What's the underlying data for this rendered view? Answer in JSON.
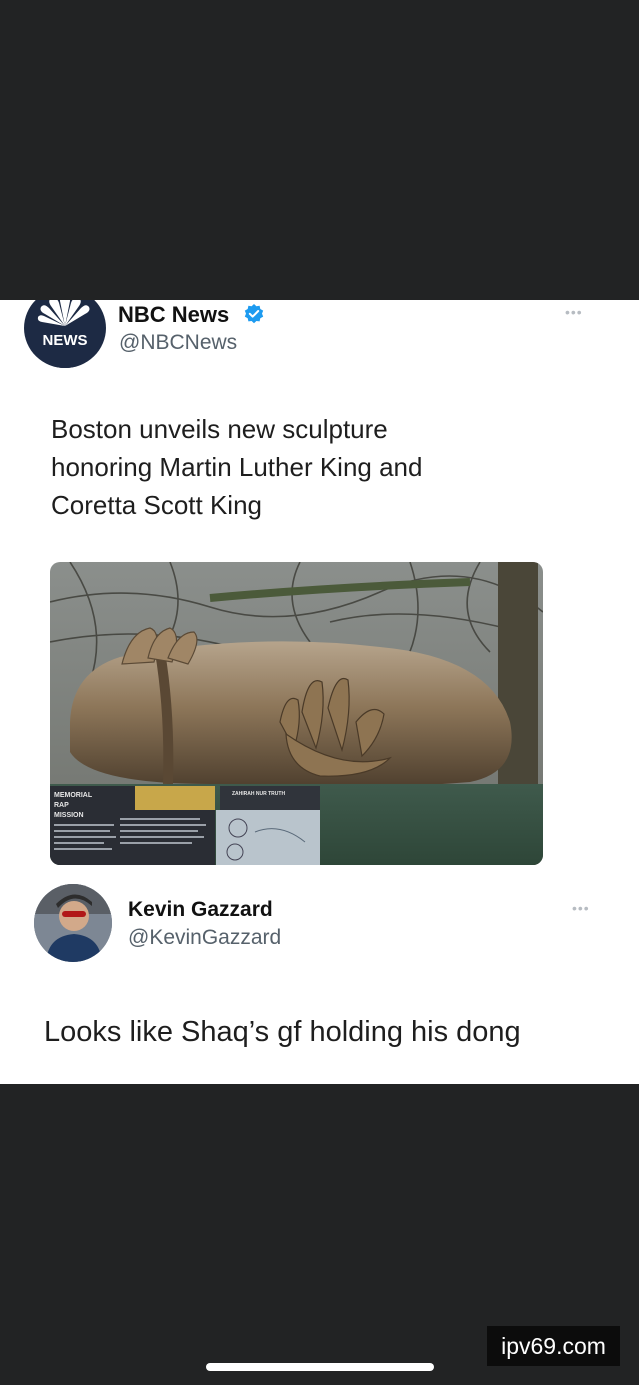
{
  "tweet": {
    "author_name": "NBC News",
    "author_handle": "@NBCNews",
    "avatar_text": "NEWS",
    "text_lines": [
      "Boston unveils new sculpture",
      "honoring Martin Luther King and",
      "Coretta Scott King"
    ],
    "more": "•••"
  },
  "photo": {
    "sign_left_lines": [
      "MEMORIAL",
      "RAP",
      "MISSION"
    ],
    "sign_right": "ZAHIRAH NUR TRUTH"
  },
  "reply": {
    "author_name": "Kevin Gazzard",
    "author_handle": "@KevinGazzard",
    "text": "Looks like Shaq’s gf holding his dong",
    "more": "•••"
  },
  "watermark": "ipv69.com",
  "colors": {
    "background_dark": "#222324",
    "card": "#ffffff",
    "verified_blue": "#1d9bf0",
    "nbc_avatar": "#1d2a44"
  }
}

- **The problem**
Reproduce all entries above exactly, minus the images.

- **Output for this exercise**
What's the underlying data for this rendered view? Answer in JSON.
{
  "tweet": {
    "author_name": "NBC News",
    "author_handle": "@NBCNews",
    "avatar_text": "NEWS",
    "text_lines": [
      "Boston unveils new sculpture",
      "honoring Martin Luther King and",
      "Coretta Scott King"
    ],
    "more": "•••"
  },
  "photo": {
    "sign_left_lines": [
      "MEMORIAL",
      "RAP",
      "MISSION"
    ],
    "sign_right": "ZAHIRAH NUR TRUTH"
  },
  "reply": {
    "author_name": "Kevin Gazzard",
    "author_handle": "@KevinGazzard",
    "text": "Looks like Shaq’s gf holding his dong",
    "more": "•••"
  },
  "watermark": "ipv69.com",
  "colors": {
    "background_dark": "#222324",
    "card": "#ffffff",
    "verified_blue": "#1d9bf0",
    "nbc_avatar": "#1d2a44"
  }
}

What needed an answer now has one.